358 P.2d 614 (1960)
Nestor CHACON and Don Cludray, Plaintiffs in Error, v. George A. SCAVO, Arthur C. Valente and William A. Sarconi, Defendants in Error.
Supreme Court of Colorado, In Department.
December 30, 1960.
Robinson & Robinson, Denver, for plaintiffs in error.
Joseph N. Lilly, Denver, for defendants in error George A. Scavo and Arthur C. Valente.
Robert J. Kirschwing, Denver, for defendant in error William A. Sarconi.
SUTTON, Chief Justice.
The parties appear here in the same order as in the trial court.
The essence of plaintiffs' complaint is that they had entered into a contract with defendants whereby they were to receive building sites, and that because of city restrictions the land could not be used for the construction of houses. The complaint was based on three alternate theories: failure of consideration, mutual mistake, and misrepresentation. The trial court granted a motion for summary judgment dismissing the complaint. To review that judgment plaintiffs prosecute this writ of error.
The applicable rule has been well expressed by this court in Metzger v. Baker, 1933, 93 Colo. 165, 24 P.2d 748, 749:
"Whether there was an ordinance on the subject and if so what it permitted or forbade was a question of law, and the general rule is that a representation of law is a mere expression of opinion, and impotent to avoid a contract or support an action for damages. `A representation of what the law will or will not permit to be done, is one upon which the party to whom it is made has no right to rely, and if he does so, it is his own folly, and he cannot ask the law to relieve him from the consequences. The truth or falsehood of such a representation can be tested by ordinary vigilance and attention. It is an opinion in regard to the law, and *615 is always understood as such. Fish v. Cleland, 33 Ill. 238, 243."

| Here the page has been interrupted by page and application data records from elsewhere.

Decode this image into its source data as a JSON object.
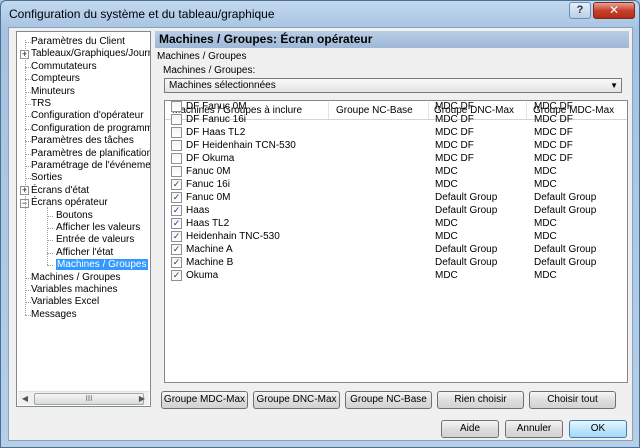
{
  "window": {
    "title": "Configuration du système et du tableau/graphique",
    "help_label": "?",
    "close_label": "✕"
  },
  "tree": {
    "items": [
      {
        "label": "Paramètres du Client",
        "level": 0,
        "expander": ""
      },
      {
        "label": "Tableaux/Graphiques/Journal",
        "level": 0,
        "expander": "+"
      },
      {
        "label": "Commutateurs",
        "level": 0,
        "expander": ""
      },
      {
        "label": "Compteurs",
        "level": 0,
        "expander": ""
      },
      {
        "label": "Minuteurs",
        "level": 0,
        "expander": ""
      },
      {
        "label": "TRS",
        "level": 0,
        "expander": ""
      },
      {
        "label": "Configuration d'opérateur",
        "level": 0,
        "expander": ""
      },
      {
        "label": "Configuration de programme",
        "level": 0,
        "expander": ""
      },
      {
        "label": "Paramètres des tâches",
        "level": 0,
        "expander": ""
      },
      {
        "label": "Paramètres de planification",
        "level": 0,
        "expander": ""
      },
      {
        "label": "Paramétrage de l'événement",
        "level": 0,
        "expander": ""
      },
      {
        "label": "Sorties",
        "level": 0,
        "expander": ""
      },
      {
        "label": "Écrans d'état",
        "level": 0,
        "expander": "+"
      },
      {
        "label": "Écrans opérateur",
        "level": 0,
        "expander": "−"
      },
      {
        "label": "Boutons",
        "level": 1,
        "expander": ""
      },
      {
        "label": "Afficher les valeurs",
        "level": 1,
        "expander": ""
      },
      {
        "label": "Entrée de valeurs",
        "level": 1,
        "expander": ""
      },
      {
        "label": "Afficher l'état",
        "level": 1,
        "expander": ""
      },
      {
        "label": "Machines / Groupes",
        "level": 1,
        "expander": "",
        "selected": true
      },
      {
        "label": "Machines / Groupes",
        "level": 0,
        "expander": ""
      },
      {
        "label": "Variables machines",
        "level": 0,
        "expander": ""
      },
      {
        "label": "Variables Excel",
        "level": 0,
        "expander": ""
      },
      {
        "label": "Messages",
        "level": 0,
        "expander": ""
      }
    ],
    "scroll_grip": "III"
  },
  "panel": {
    "header": "Machines / Groupes: Écran opérateur",
    "group_label": "Machines / Groupes",
    "field_label": "Machines / Groupes:",
    "combo_value": "Machines sélectionnées"
  },
  "table": {
    "columns": [
      "Machines / Groupes à inclure",
      "Groupe NC-Base",
      "Groupe DNC-Max",
      "Groupe MDC-Max"
    ],
    "rows": [
      {
        "checked": false,
        "name": "DF Fanuc 0M",
        "nc": "",
        "dnc": "MDC DF",
        "mdc": "MDC DF"
      },
      {
        "checked": false,
        "name": "DF Fanuc 16i",
        "nc": "",
        "dnc": "MDC DF",
        "mdc": "MDC DF"
      },
      {
        "checked": false,
        "name": "DF Haas TL2",
        "nc": "",
        "dnc": "MDC DF",
        "mdc": "MDC DF"
      },
      {
        "checked": false,
        "name": "DF Heidenhain TCN-530",
        "nc": "",
        "dnc": "MDC DF",
        "mdc": "MDC DF"
      },
      {
        "checked": false,
        "name": "DF Okuma",
        "nc": "",
        "dnc": "MDC DF",
        "mdc": "MDC DF"
      },
      {
        "checked": false,
        "name": "Fanuc 0M",
        "nc": "",
        "dnc": "MDC",
        "mdc": "MDC"
      },
      {
        "checked": true,
        "name": "Fanuc 16i",
        "nc": "",
        "dnc": "MDC",
        "mdc": "MDC"
      },
      {
        "checked": true,
        "name": "Fanuc 0M",
        "nc": "",
        "dnc": "Default Group",
        "mdc": "Default Group"
      },
      {
        "checked": true,
        "name": "Haas",
        "nc": "",
        "dnc": "Default Group",
        "mdc": "Default Group"
      },
      {
        "checked": true,
        "name": "Haas TL2",
        "nc": "",
        "dnc": "MDC",
        "mdc": "MDC"
      },
      {
        "checked": true,
        "name": "Heidenhain TNC-530",
        "nc": "",
        "dnc": "MDC",
        "mdc": "MDC"
      },
      {
        "checked": true,
        "name": "Machine A",
        "nc": "",
        "dnc": "Default Group",
        "mdc": "Default Group"
      },
      {
        "checked": true,
        "name": "Machine B",
        "nc": "",
        "dnc": "Default Group",
        "mdc": "Default Group"
      },
      {
        "checked": true,
        "name": "Okuma",
        "nc": "",
        "dnc": "MDC",
        "mdc": "MDC"
      }
    ]
  },
  "actions": {
    "group_mdc_max": "Groupe MDC-Max",
    "group_dnc_max": "Groupe DNC-Max",
    "group_nc_base": "Groupe NC-Base",
    "choose_none": "Rien choisir",
    "choose_all": "Choisir tout"
  },
  "footer": {
    "help": "Aide",
    "cancel": "Annuler",
    "ok": "OK"
  }
}
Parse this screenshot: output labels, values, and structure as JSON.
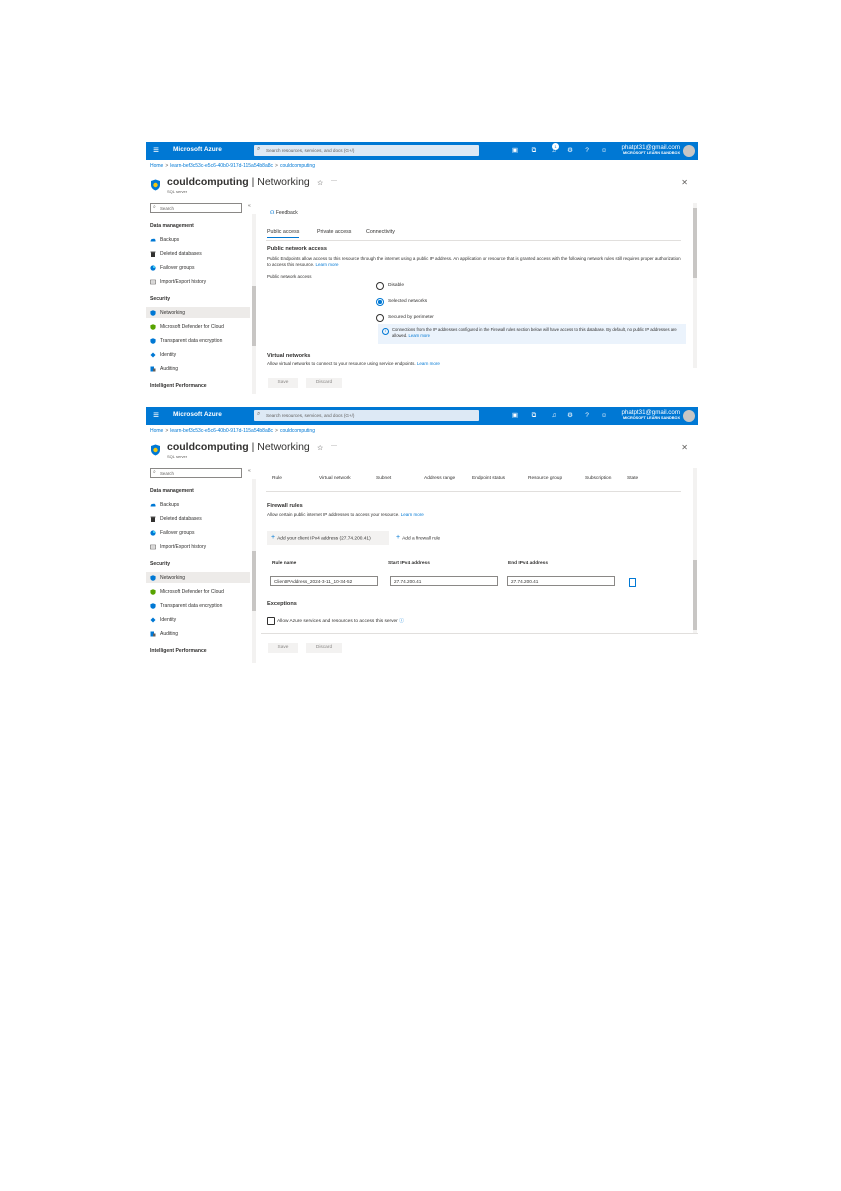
{
  "portal": {
    "brand": "Microsoft Azure",
    "search_placeholder": "Search resources, services, and docs (G+/)",
    "notification_count": "1",
    "account_email": "phatpt31@gmail.com",
    "account_directory": "MICROSOFT LEARN SANDBOX"
  },
  "breadcrumb": {
    "home": "Home",
    "resource_group": "learn-bef3c53c-e5c6-40b0-917d-115a54b8a8c",
    "server": "couldcomputing"
  },
  "page": {
    "title_bold": "couldcomputing",
    "title_rest": " | Networking",
    "subtitle": "SQL server"
  },
  "sidebar": {
    "search_placeholder": "Search",
    "collapse_glyph": "«",
    "groups": [
      {
        "label": "Data management",
        "items": [
          "Backups",
          "Deleted databases",
          "Failover groups",
          "Import/Export history"
        ]
      },
      {
        "label": "Security",
        "items": [
          "Networking",
          "Microsoft Defender for Cloud",
          "Transparent data encryption",
          "Identity",
          "Auditing"
        ]
      },
      {
        "label": "Intelligent Performance",
        "items": []
      }
    ],
    "selected": "Networking"
  },
  "colors": {
    "accent": "#0078d4",
    "selected_bg": "#edebe9",
    "info_bg": "#ebf3fc"
  },
  "screen1": {
    "feedback": "Feedback",
    "tabs": [
      "Public access",
      "Private access",
      "Connectivity"
    ],
    "active_tab": "Public access",
    "section_title": "Public network access",
    "description": "Public Endpoints allow access to this resource through the internet using a public IP address. An application or resource that is granted access with the following network rules still requires proper authorization to access this resource.",
    "learn_more": "Learn more",
    "field_label": "Public network access",
    "options": [
      "Disable",
      "Selected networks",
      "Secured by perimeter"
    ],
    "selected_option": "Selected networks",
    "info_text": "Connections from the IP addresses configured in the Firewall rules section below will have access to this database. By default, no public IP addresses are allowed.",
    "info_link": "Learn more",
    "vnet_title": "Virtual networks",
    "vnet_desc": "Allow virtual networks to connect to your resource using service endpoints.",
    "vnet_link": "Learn more",
    "save": "Save",
    "discard": "Discard"
  },
  "screen2": {
    "vnet_columns": [
      "Rule",
      "Virtual network",
      "Subnet",
      "Address range",
      "Endpoint status",
      "Resource group",
      "Subscription",
      "State"
    ],
    "firewall_title": "Firewall rules",
    "firewall_desc": "Allow certain public internet IP addresses to access your resource.",
    "firewall_link": "Learn more",
    "add_client_ip": "Add your client IPv4 address (27.74.200.41)",
    "add_rule": "Add a firewall rule",
    "columns": {
      "rule_name": "Rule name",
      "start_ip": "Start IPv4 address",
      "end_ip": "End IPv4 address"
    },
    "rule": {
      "name": "ClientIPAddress_2024-3-11_10-34-52",
      "start_ip": "27.74.200.41",
      "end_ip": "27.74.200.41"
    },
    "exceptions_title": "Exceptions",
    "exception_label": "Allow Azure services and resources to access this server",
    "exception_checked": false,
    "save": "Save",
    "discard": "Discard"
  }
}
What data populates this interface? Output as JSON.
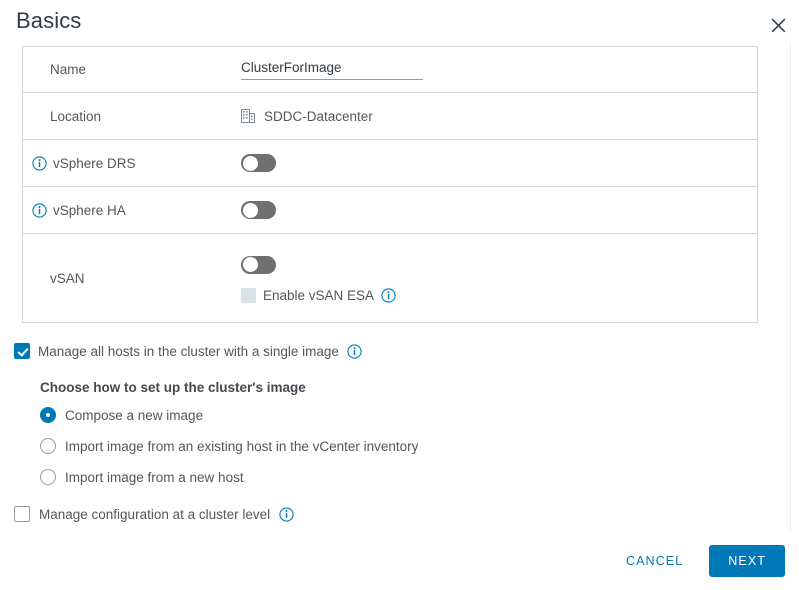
{
  "header": {
    "title": "Basics",
    "close_icon": "close-icon"
  },
  "basics": {
    "rows": [
      {
        "label": "Name",
        "type": "text-input",
        "value": "ClusterForImage",
        "placeholder": ""
      },
      {
        "label": "Location",
        "type": "static",
        "icon": "datacenter-icon",
        "value": "SDDC-Datacenter"
      },
      {
        "label": "vSphere DRS",
        "type": "toggle",
        "info_icon": "info-icon",
        "enabled": false
      },
      {
        "label": "vSphere HA",
        "type": "toggle",
        "info_icon": "info-icon",
        "enabled": false
      },
      {
        "label": "vSAN",
        "type": "toggle-with-checkbox",
        "enabled": false,
        "sub_checkbox_label": "Enable vSAN ESA",
        "sub_checkbox_checked": false,
        "sub_checkbox_disabled": true,
        "sub_info_icon": "info-icon"
      }
    ]
  },
  "image_section": {
    "manage_image_label": "Manage all hosts in the cluster with a single image",
    "manage_image_checked": true,
    "manage_image_info_icon": "info-icon",
    "sub_heading": "Choose how to set up the cluster's image",
    "radio_options": [
      {
        "label": "Compose a new image",
        "selected": true
      },
      {
        "label": "Import image from an existing host in the vCenter inventory",
        "selected": false
      },
      {
        "label": "Import image from a new host",
        "selected": false
      }
    ],
    "cluster_config_label": "Manage configuration at a cluster level",
    "cluster_config_checked": false,
    "cluster_config_info_icon": "info-icon"
  },
  "footer": {
    "cancel_label": "CANCEL",
    "next_label": "NEXT"
  },
  "colors": {
    "accent": "#0079b8",
    "border": "#cdd7dc",
    "text": "#565656",
    "title": "#313b44",
    "toggle_off": "#707070"
  }
}
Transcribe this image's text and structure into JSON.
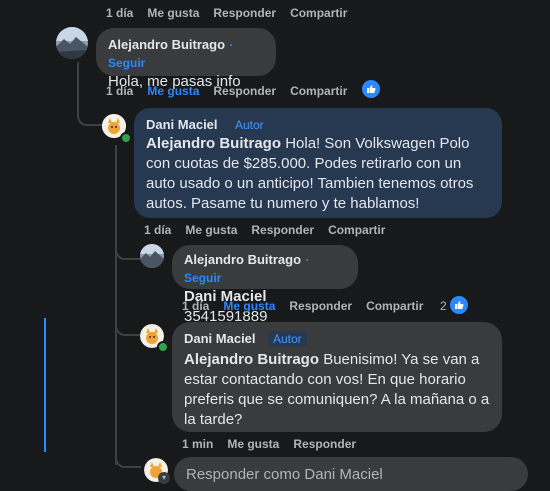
{
  "top_actions": {
    "time": "1 día",
    "like": "Me gusta",
    "reply": "Responder",
    "share": "Compartir"
  },
  "c1": {
    "author": "Alejandro Buitrago",
    "follow": "Seguir",
    "text": "Hola, me pasas info",
    "time": "1 día",
    "like": "Me gusta",
    "reply": "Responder",
    "share": "Compartir"
  },
  "c2": {
    "author": "Dani Maciel",
    "badge": "Autor",
    "mention": "Alejandro Buitrago",
    "text": "Hola! Son Volkswagen Polo con cuotas de $285.000. Podes retirarlo con un auto usado o un anticipo! Tambien tenemos otros autos. Pasame tu numero y te hablamos!",
    "time": "1 día",
    "like": "Me gusta",
    "reply": "Responder",
    "share": "Compartir"
  },
  "c3": {
    "author": "Alejandro Buitrago",
    "follow": "Seguir",
    "mention": "Dani Maciel",
    "text": "3541591889",
    "time": "1 día",
    "like": "Me gusta",
    "reply": "Responder",
    "share": "Compartir",
    "reactions": "2"
  },
  "c4": {
    "author": "Dani Maciel",
    "badge": "Autor",
    "mention": "Alejandro Buitrago",
    "text": "Buenisimo! Ya se van a estar contactando con vos! En que horario preferis que se comuniquen? A la mañana o a la tarde?",
    "time": "1 min",
    "like": "Me gusta",
    "reply": "Responder"
  },
  "reply_box": {
    "placeholder": "Responder como Dani Maciel"
  },
  "colors": {
    "accent": "#2d88ff",
    "bg": "#18191a",
    "bubble": "#3a3b3c",
    "highlight": "#263951"
  }
}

There is nothing before us to show that these plaintiffs come within any of the exceptions recognized by the law to this rule.
Plaintiffs here are experienced builders and were represented by counsel at the time they executed this agreement with defendants. Had they chosen to do so they could have determined the matter to their own satisfaction before entering into the contract. The fact that they did not do so, but relied on representations of the other party, does not entitle them to legal redress.
The judgment is affirmed.
KNAUSS and FRANTZ, JJ., concur.